A new ransomware has been found in the wild that is currently undetected by antivirus engines on public scanning platforms. Its name is NextCry due to the extension appended to encrypted files and that it targets clients of the NextCloud file sync and share service. The malware targets Nextcloud instances and for the time being there is no free decryption tool available for victims.
There has been a rampant growth of look-alike domains, which are often used to steal sensitive data from online shoppers. Venafi analyzed suspicious domains targeting 20 major retailers in the U.S., U.K., France, Germany and Australia and found over 100,000 look-alike domains that use valid TLS certificates to appear safe and trusted. According to the research, growth in the number of look-alike domains has more than doubled since 2018, outpacing legitimate domains by nearly four times.
A security vulnerability in WhatsApp that was made public last week could be abused to execute arbitrary code remotely on affected devices. Tracked as CVE-2019-11931, the issue is a stack-based buffer overflow that can be triggered by sending a specially crafted MP4 file via WhatsApp, Facebook explains in an advisory.
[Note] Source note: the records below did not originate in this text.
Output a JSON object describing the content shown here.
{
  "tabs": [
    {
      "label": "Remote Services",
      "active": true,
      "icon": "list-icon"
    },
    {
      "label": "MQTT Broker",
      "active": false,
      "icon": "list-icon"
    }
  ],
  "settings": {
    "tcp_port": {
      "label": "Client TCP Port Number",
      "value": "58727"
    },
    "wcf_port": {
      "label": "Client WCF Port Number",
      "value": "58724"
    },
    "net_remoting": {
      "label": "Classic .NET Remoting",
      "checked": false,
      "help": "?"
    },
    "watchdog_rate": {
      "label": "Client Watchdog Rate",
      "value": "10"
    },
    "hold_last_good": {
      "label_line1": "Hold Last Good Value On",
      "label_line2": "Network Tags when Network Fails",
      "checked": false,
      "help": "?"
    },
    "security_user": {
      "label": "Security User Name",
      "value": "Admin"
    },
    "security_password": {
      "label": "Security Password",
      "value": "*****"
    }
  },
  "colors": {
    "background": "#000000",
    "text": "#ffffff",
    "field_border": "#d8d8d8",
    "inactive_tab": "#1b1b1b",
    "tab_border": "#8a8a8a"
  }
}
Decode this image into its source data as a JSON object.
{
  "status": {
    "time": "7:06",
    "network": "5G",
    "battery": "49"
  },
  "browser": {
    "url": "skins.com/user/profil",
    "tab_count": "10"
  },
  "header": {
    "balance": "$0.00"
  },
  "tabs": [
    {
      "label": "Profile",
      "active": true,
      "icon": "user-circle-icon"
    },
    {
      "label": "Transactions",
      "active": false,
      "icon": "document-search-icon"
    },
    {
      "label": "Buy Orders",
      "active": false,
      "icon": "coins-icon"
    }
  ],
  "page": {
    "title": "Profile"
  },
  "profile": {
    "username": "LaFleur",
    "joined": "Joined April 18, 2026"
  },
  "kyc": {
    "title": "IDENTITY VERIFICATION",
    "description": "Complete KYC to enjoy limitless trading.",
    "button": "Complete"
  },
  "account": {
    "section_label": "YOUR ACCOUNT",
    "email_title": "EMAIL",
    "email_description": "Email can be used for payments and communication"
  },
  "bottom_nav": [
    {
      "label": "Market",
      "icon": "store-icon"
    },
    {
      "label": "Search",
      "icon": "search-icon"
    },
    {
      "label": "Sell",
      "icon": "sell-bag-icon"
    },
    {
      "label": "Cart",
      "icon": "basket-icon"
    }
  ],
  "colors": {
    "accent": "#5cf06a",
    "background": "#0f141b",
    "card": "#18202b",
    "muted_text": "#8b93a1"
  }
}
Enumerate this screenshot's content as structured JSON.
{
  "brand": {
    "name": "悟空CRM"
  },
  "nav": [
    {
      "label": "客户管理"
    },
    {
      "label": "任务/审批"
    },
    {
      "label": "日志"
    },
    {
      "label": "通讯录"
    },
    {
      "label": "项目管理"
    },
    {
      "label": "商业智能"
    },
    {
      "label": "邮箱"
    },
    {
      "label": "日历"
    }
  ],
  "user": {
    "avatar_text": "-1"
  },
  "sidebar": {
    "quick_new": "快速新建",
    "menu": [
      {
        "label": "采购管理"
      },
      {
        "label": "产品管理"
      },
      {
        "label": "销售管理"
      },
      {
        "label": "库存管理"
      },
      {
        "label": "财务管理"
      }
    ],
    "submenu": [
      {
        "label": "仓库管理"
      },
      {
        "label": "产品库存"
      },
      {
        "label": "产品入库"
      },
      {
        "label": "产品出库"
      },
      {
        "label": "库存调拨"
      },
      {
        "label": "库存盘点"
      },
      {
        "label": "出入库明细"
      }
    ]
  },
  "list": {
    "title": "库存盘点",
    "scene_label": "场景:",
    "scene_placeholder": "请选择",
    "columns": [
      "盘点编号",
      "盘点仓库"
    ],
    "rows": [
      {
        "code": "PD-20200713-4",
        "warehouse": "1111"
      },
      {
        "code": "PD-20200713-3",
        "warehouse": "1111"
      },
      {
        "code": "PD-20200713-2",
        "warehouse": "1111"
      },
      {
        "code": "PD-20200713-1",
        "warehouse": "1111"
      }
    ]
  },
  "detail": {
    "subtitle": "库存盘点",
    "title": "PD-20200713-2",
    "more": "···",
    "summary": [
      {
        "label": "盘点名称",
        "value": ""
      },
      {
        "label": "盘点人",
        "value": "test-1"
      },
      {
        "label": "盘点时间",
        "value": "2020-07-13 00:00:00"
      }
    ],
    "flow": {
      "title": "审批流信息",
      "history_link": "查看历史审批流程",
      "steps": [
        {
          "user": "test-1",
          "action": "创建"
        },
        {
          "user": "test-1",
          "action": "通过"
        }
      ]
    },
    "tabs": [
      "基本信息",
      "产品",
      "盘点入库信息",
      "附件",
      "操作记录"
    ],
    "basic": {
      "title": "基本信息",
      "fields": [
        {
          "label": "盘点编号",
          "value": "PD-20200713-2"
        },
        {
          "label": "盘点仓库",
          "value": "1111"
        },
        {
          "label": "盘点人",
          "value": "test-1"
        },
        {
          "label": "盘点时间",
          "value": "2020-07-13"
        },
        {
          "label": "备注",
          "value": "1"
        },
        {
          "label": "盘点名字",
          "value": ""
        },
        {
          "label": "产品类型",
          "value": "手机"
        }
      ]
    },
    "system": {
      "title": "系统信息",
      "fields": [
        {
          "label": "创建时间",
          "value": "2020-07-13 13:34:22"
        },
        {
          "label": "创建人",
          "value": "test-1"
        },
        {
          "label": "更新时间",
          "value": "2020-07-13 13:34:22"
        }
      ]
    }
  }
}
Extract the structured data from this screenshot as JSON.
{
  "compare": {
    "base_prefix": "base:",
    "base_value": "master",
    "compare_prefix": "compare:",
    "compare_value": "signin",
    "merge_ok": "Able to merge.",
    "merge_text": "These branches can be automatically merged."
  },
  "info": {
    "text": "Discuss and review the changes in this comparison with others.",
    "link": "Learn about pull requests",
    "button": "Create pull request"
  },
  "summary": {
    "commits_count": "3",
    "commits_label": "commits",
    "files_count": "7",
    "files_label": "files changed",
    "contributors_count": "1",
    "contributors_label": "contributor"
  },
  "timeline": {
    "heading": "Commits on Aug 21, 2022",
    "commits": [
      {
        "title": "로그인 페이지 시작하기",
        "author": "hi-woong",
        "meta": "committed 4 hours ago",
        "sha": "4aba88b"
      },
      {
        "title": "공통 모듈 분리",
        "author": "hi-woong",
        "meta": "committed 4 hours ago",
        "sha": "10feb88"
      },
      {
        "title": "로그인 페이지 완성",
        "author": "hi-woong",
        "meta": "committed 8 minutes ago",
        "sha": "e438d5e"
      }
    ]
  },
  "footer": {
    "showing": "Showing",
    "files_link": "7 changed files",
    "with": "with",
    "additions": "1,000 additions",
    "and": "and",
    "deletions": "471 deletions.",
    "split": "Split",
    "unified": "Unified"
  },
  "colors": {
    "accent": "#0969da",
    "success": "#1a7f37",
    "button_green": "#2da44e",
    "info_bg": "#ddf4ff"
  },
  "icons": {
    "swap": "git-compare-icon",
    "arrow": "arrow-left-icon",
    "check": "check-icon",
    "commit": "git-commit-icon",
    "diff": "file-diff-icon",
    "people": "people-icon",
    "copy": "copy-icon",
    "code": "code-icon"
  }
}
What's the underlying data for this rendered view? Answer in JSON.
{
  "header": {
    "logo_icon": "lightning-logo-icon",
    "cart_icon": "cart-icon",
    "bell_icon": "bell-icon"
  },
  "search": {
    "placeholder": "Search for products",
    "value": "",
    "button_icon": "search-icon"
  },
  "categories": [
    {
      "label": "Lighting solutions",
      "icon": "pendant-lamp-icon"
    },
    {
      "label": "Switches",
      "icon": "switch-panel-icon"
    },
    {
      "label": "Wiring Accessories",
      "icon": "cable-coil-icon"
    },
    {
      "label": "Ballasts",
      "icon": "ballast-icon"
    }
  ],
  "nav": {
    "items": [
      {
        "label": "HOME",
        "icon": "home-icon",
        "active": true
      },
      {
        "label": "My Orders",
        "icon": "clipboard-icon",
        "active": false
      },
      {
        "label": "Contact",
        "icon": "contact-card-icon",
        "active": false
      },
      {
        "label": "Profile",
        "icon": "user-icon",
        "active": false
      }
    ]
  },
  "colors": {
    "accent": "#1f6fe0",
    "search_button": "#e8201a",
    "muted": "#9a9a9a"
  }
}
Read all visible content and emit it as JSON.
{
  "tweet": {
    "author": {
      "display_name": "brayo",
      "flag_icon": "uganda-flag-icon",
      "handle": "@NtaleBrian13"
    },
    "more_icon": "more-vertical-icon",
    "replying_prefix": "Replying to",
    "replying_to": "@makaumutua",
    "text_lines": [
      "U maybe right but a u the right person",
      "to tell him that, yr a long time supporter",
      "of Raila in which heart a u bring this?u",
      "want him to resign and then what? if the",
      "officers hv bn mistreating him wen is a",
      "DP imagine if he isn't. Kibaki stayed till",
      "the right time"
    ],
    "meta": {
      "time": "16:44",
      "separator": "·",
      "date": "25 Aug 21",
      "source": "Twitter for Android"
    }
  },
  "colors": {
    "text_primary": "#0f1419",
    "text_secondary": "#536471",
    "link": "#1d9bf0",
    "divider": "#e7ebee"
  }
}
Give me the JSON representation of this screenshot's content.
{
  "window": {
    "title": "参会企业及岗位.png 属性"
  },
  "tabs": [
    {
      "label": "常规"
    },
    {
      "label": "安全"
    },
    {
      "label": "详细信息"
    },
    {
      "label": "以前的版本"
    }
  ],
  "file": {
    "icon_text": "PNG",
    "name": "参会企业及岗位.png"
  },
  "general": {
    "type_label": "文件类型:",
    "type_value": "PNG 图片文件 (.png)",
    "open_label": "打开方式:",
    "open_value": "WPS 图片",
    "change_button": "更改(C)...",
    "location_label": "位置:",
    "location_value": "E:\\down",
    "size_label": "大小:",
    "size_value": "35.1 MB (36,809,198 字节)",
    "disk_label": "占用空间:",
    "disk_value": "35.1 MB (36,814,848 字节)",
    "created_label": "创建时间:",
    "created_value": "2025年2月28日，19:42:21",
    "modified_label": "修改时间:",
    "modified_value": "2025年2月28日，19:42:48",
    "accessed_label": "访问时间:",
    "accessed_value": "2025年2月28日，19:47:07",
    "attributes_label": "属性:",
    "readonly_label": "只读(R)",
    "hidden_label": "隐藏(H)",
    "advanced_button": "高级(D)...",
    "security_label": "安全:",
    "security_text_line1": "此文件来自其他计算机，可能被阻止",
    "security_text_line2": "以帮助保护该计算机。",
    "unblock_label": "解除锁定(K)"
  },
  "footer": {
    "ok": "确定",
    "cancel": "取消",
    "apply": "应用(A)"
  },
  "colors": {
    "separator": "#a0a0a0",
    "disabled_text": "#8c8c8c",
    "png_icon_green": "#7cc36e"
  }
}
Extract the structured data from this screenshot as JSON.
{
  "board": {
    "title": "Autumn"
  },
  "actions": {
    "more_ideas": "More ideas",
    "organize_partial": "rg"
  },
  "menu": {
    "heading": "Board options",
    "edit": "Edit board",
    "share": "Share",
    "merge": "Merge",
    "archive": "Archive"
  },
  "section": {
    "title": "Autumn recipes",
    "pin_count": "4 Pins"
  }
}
The buffer overflow occurs when the application parses the elementary stream metadata of an MP4 file.
The healthcare industry has been overwhelmingly targeted by Trojan malware during the last year, which increased by 82 percent in Q3 2019 over the previous quarter, according to Malwarebytes. The two most dangerous Trojans of 2018–2019 for all industries, Emotet and TrickBot, were the two primary culprits. Emotet detections surged at the beginning of 2019, followed by a wave of TrickBot detections in the second half of the year, becoming the number one threat to healthcare today.